I wanted to get a better understanding of firecracker microVM security, from the bottom up. A few questions –
a) how does firecracker design achieve a smaller threat surface than a typical vm/container ?
b) what mechanisms are available to secure code running in a microvm ?
c) and lastly, how can microvms change security considerations when deploying code for web services ?
The following design elements contribute to a smaller threat surface:
- minimal design, in a memory safe, compact, readable rust language
- minimal guest virtual device model: a network device, a block I/O device, a timer, a KVM clock, a serial console, and a partial keyboard
- minimal networking; from docs/vsock.md : “The Firecracker vsock device aims to provide full virtio-vsock support to software running inside the guest VM, while bypassing vhost kernel code on the host. To that end, Firecracker implements the virtio-vsock device model, and mediates communication between AF_UNIX sockets (on the host end) and AF_VSOCK sockets (on the guest end).”
- static linking of the firecracker process limits dependancies
- seccomp BPF limits the system calls to 35 allowed calls, 30 with simple filtering, 5 with advanced filtering that limits the call based on parameters (SeccompFilter::new call in vmm/src/default_syscalls/filters.rs, seccomp/src/lib.rs)
The production security setup recommends using jailer to apply isolation based on cgroups, namespaces, seccomp. These techniques are typical of container isolation and act in addition to KVM based isolation.
The Firecracker Host Security Configuration recommends a series of checks to mitigate side-channel issues for a multi-tenant system:
- Disable Simultaneous Multithreading (SMT)
- Check Kernel Page-Table Isolation (KPTI) support
- Disable Kernel Same-page Merging (KSM)
- Check for speculative branch prediction issue mitigation
- Apply L1 Terminal Fault (L1TF) mitigation
- Apply Speculative Store Bypass (SSBD) mitigation
- Use memory with Rowhammer mitigation support
- Disable swapping to disk or enable secure swap
How is the firecracker process organized ? The docs/design.md has the following descriptions:

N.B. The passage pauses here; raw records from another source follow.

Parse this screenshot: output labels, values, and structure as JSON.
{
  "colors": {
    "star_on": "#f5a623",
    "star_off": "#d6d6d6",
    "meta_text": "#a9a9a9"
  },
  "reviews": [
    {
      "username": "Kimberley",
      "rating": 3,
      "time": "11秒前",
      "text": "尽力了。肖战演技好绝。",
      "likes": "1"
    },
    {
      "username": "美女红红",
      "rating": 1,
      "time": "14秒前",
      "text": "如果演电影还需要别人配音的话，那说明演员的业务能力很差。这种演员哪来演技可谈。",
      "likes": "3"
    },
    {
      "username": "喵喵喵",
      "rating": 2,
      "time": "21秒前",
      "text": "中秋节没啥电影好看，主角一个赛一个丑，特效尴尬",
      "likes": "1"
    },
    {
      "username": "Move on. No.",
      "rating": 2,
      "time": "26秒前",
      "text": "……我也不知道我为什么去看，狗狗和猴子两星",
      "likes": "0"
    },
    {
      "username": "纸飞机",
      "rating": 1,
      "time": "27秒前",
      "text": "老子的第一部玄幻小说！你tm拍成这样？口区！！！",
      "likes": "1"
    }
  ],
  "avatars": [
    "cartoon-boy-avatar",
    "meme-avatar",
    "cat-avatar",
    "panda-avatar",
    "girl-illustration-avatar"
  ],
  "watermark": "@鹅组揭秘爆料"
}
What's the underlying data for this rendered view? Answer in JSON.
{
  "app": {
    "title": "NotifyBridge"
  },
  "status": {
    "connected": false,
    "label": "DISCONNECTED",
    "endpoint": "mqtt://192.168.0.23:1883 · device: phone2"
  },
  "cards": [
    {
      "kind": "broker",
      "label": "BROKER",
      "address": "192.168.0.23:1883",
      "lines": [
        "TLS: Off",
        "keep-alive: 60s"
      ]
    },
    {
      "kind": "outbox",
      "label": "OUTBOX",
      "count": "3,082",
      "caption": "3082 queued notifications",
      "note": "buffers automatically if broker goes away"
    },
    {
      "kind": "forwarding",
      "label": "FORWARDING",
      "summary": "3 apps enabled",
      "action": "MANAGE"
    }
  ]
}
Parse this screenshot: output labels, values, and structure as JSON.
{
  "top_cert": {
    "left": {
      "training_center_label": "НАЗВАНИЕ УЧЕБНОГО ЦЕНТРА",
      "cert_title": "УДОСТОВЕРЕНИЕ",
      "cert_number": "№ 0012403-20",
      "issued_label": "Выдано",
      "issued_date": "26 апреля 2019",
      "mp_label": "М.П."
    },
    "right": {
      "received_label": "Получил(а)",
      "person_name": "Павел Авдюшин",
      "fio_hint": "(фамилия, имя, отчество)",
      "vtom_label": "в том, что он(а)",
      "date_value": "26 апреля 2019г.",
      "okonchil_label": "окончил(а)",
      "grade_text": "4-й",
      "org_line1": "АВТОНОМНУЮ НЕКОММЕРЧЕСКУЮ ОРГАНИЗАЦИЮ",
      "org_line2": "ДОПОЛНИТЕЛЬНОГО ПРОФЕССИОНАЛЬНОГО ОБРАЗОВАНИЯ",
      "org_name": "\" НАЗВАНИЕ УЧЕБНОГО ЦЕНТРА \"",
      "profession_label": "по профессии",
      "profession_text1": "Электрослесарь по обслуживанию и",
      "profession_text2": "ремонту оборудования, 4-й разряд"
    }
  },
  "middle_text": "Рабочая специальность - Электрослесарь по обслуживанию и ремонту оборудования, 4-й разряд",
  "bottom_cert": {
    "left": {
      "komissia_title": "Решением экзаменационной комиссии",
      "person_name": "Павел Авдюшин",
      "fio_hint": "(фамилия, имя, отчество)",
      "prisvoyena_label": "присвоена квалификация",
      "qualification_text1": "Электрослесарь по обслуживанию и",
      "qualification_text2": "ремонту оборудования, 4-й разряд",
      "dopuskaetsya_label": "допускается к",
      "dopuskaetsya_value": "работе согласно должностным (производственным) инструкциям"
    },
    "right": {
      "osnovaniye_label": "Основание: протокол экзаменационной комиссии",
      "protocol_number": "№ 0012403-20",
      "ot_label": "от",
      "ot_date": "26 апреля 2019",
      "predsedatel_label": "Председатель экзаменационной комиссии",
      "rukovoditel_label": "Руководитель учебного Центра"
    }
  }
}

Internal Design: Each Firecracker process encapsulates one and only one microVM. The process runs the following threads: API, VMM and vCPU(s). The API thread is responsible for Firecracker’s API server and associated control plane. It’s never in the fast path of the virtual machine. The VMM thread exposes the machine model, minimal legacy device model, microVM metadata service (MMDS) and VirtIO device emulated Net and Block devices, complete with I/O rate limiting. In addition to them, there are one or more vCPU threads (one per guest CPU core). They are created via KVM and run the `KVM_RUN` main loop. They execute synchronous I/OÂ and memory-mapped I/O operations on devices models.
Threat Containment: From a security perspective, all vCPU threads are considered to be running malicious code as soon as they have been started; these malicious threads needÂ to be contained. Containment is achieved by nesting several trust zones which increment from least trusted or least safe (guest vCPU threads) to most trusted or safest (host). These trusted zones are separated by barriers that enforce aspects of Firecracker security. For example, all outbound network traffic data is copied by the Firecracker I/O thread from the emulated network interface toÂ the backing host TAP device, and I/O rate limiting is applied at this point.
What about mechanisms to secure the code running inside firecracker ? The serverless environment, AWS Lambda, and its security best practices are a place to start. Resources on these are here, here, here and here. AWS API gateway supports input validation, as described here. While serverless reduces the attack surface, the web threats such as OWASP still apply and must be taken into account during design and testing.
For the last question – uVMs and serverless appear to offer a promising model to build a service incrementally from small secure building blocks – and this is something to explore further.